EXERCISE:
Go through each line of the records below and count those with the word "お気に入りに追加"; give only the total.

Top of DATA TO USE

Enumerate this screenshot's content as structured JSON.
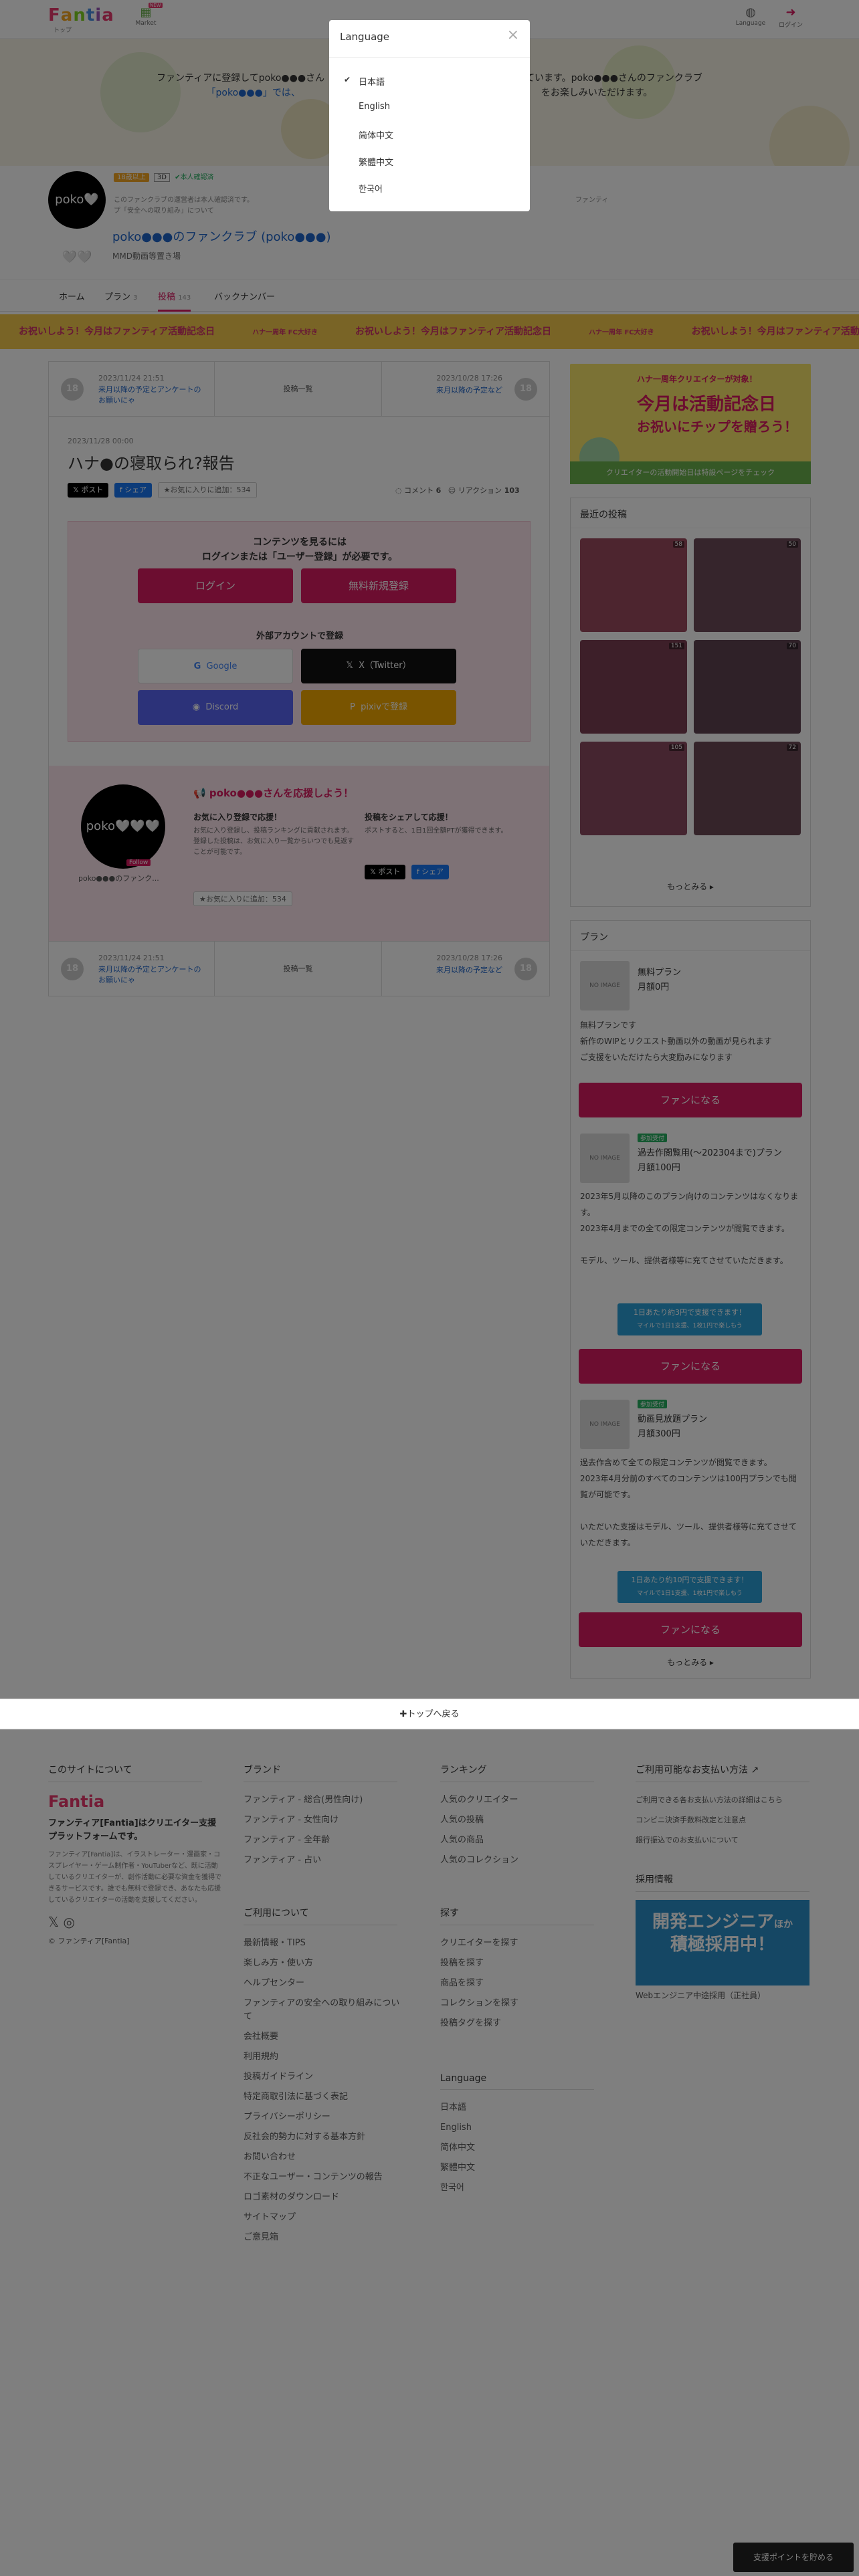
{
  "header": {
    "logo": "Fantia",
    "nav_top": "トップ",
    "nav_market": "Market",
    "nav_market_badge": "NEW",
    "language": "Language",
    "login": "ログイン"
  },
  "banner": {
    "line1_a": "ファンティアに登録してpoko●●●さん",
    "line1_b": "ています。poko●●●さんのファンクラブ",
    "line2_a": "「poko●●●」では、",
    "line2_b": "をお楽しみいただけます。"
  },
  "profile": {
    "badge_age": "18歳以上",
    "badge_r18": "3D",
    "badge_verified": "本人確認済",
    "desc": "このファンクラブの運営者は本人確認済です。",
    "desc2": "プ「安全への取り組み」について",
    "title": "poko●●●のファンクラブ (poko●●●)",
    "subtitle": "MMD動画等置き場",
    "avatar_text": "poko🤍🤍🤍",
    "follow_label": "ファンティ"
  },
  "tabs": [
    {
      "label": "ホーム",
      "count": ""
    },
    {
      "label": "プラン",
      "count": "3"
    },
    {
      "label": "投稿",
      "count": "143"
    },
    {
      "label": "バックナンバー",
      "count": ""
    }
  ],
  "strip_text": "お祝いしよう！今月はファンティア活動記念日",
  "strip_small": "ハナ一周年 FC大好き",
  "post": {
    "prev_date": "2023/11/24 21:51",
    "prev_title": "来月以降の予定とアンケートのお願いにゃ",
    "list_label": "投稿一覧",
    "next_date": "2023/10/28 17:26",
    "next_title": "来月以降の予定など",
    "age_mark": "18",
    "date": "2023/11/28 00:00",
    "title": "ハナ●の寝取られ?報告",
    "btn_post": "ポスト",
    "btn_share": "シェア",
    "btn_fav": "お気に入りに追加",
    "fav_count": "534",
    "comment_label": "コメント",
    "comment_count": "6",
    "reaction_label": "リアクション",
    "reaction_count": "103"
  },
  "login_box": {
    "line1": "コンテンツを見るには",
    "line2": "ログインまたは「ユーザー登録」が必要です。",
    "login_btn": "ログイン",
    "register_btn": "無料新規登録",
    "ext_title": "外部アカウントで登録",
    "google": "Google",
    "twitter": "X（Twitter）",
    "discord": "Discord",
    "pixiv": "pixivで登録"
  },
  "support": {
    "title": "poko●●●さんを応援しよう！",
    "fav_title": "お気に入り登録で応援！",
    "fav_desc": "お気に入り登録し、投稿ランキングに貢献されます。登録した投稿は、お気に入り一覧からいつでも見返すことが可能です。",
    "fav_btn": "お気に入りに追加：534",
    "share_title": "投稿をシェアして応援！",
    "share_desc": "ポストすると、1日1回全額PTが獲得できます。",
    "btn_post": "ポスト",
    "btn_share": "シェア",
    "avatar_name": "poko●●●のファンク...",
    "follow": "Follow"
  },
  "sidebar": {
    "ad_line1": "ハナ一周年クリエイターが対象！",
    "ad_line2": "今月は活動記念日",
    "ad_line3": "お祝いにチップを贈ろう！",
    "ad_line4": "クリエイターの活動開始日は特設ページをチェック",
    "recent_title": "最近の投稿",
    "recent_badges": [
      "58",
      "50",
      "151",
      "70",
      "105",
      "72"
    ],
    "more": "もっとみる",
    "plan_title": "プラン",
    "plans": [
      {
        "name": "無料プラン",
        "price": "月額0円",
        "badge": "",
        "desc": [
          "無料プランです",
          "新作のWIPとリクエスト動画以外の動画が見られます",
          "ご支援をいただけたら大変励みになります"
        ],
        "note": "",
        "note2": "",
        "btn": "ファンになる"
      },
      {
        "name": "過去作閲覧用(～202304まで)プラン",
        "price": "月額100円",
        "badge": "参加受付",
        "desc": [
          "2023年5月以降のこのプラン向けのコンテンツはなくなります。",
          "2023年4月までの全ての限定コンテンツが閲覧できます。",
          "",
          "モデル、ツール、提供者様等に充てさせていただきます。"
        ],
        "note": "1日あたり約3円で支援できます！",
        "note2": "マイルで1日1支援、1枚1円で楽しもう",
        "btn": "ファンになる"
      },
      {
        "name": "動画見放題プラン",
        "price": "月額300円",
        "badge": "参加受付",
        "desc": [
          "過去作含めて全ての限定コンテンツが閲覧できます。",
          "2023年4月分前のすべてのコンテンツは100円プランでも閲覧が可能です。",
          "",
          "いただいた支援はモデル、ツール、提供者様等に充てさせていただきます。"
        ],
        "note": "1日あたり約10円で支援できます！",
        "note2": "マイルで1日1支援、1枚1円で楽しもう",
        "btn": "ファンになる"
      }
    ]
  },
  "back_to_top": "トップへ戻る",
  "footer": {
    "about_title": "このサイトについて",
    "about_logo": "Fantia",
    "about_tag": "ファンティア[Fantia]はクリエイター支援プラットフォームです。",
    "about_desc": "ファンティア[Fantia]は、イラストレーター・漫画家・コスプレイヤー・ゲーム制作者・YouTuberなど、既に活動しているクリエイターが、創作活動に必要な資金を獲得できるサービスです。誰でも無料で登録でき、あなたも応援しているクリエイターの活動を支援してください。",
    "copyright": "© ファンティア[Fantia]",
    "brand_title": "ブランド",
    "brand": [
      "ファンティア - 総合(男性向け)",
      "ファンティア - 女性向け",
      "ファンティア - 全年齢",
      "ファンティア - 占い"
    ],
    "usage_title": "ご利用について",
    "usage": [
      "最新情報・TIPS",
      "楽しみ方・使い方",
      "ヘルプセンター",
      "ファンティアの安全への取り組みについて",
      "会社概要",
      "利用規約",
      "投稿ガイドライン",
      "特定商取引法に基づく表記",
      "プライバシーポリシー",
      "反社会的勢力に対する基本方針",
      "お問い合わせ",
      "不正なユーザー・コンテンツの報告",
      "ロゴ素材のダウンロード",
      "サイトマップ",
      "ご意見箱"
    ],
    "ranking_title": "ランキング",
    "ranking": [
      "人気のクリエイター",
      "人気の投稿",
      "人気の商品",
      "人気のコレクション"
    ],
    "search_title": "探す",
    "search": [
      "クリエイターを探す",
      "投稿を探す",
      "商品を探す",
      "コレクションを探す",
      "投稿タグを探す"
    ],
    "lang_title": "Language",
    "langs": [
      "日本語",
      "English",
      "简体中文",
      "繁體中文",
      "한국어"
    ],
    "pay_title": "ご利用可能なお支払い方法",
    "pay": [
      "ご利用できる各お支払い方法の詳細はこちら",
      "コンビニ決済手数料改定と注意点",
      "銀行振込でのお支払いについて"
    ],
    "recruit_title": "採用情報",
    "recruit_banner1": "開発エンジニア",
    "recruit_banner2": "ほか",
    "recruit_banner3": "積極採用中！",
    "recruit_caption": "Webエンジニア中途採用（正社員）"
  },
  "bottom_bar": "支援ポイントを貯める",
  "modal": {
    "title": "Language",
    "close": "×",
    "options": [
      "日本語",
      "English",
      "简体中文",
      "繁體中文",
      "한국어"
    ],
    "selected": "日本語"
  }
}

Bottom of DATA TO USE

WRITTEN SOLUTION:
2